Movies provide natural inspiration for musicals—they both feature larger-than-life characters, dramatic stakes, and a mysterious entity known only as "The Director." See a film's story on stage with this GrouponLive deal.
- One ticket to Bullets over Broadway
- When: select showtimes during final weeks, August 7-17
- Where: St. James Theatre
- Door time: 30 minutes prior to showtime
- Ticket values include all fees.
- $36 for the balcony (up to $57.50 value). All balcony seats require the use of stairs - there is no elevator.
- $89 for the side or rear orchestra (up to $107.50 value)
- Click here to view the seating chart
Photos by Zachary Maxwell Stertz and Jason Bell
Bullets over Broadway
Every artist has to sacrifice some integrity to find success, but in 1928, idealistic playwright David Shayne is about to lose the only morals he has left. Sure, he’s found a backer to produce his very serious play, Gods of Our Fathers, on Broadway. But that backer is mob boss Nick Valenti, who insists that his moll Olive gets a big role in the play. Nick’s the guy you say “no” to if you like wearing cement shoes, and the grating Olive is about as talented as a cement sock. It doesn’t help that the cast and crew loathe the neurotic David and his play, and that the lead actor seems insistent on eating himself to death. But that’s just the beginning of David’s artistic compromises—he soon finds himself engaging in an affair with the lead actress, and even taking credit for someone else’s words. As the formerly proud artist falls further from his lofty ideals, the situation devolves into one very funny downward spiral.
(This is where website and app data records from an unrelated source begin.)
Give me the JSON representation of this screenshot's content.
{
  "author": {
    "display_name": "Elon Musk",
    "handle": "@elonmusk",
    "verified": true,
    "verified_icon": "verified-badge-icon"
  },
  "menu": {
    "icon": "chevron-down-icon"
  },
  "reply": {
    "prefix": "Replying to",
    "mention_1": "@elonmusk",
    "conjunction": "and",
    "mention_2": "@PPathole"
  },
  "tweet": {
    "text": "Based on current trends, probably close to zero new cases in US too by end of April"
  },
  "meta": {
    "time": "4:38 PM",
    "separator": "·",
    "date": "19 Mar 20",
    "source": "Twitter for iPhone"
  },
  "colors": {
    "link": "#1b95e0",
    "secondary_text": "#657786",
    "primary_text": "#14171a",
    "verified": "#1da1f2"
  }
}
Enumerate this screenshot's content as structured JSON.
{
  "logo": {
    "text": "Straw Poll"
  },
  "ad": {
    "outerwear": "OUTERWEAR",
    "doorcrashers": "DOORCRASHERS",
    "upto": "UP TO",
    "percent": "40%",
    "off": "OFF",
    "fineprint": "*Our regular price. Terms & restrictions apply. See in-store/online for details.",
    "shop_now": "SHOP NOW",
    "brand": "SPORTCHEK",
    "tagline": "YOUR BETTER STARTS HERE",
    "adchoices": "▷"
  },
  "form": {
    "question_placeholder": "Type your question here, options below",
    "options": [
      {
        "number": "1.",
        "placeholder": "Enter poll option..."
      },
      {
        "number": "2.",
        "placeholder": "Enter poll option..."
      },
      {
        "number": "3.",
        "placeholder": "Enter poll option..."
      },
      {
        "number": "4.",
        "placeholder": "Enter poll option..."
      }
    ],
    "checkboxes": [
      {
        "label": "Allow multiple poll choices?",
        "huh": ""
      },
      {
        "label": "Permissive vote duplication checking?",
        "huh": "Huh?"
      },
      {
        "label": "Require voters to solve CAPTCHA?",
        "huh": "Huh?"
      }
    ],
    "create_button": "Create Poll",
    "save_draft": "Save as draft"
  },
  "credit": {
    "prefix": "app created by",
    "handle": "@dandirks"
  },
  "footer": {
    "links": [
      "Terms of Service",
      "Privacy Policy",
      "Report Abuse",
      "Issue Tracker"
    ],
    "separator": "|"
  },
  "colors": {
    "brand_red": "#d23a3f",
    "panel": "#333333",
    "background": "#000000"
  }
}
Based on the screenplay of the award-winning film, Bullets over Broadway marks a landmark collaboration between writer Woody Allen and Tony-acclaimed director and choreographer Susan Stroman. Making his Broadway debut in the role of David is television and film star Zach Braff, while Heléne Yorke from the hit show Masters of Sex portrays ditzy Olive and The Sopranos’ Vincent Pastore slips back into pinstriped suits to play mobster Nick. They and their fellow talented performers wisecrack and wiseguy through a show that pops with the classic tunes of the 1920s and ’30s.
“The show was tons of fun. Pacing was superb, choreography was beautiful and the dialogue popped. See it before the run ends!”
“Show was very good and the price was right for a Broadway play. The seats were horrible, but given the price no complaints. Would happily go see this show again and...”
“Show was very good and the price was right for a Broadway play. The seats were horrible, but given the price no complaints. Would happily go see this show again and the actors we're great afterwards and happy to sign playbills and take autographs ”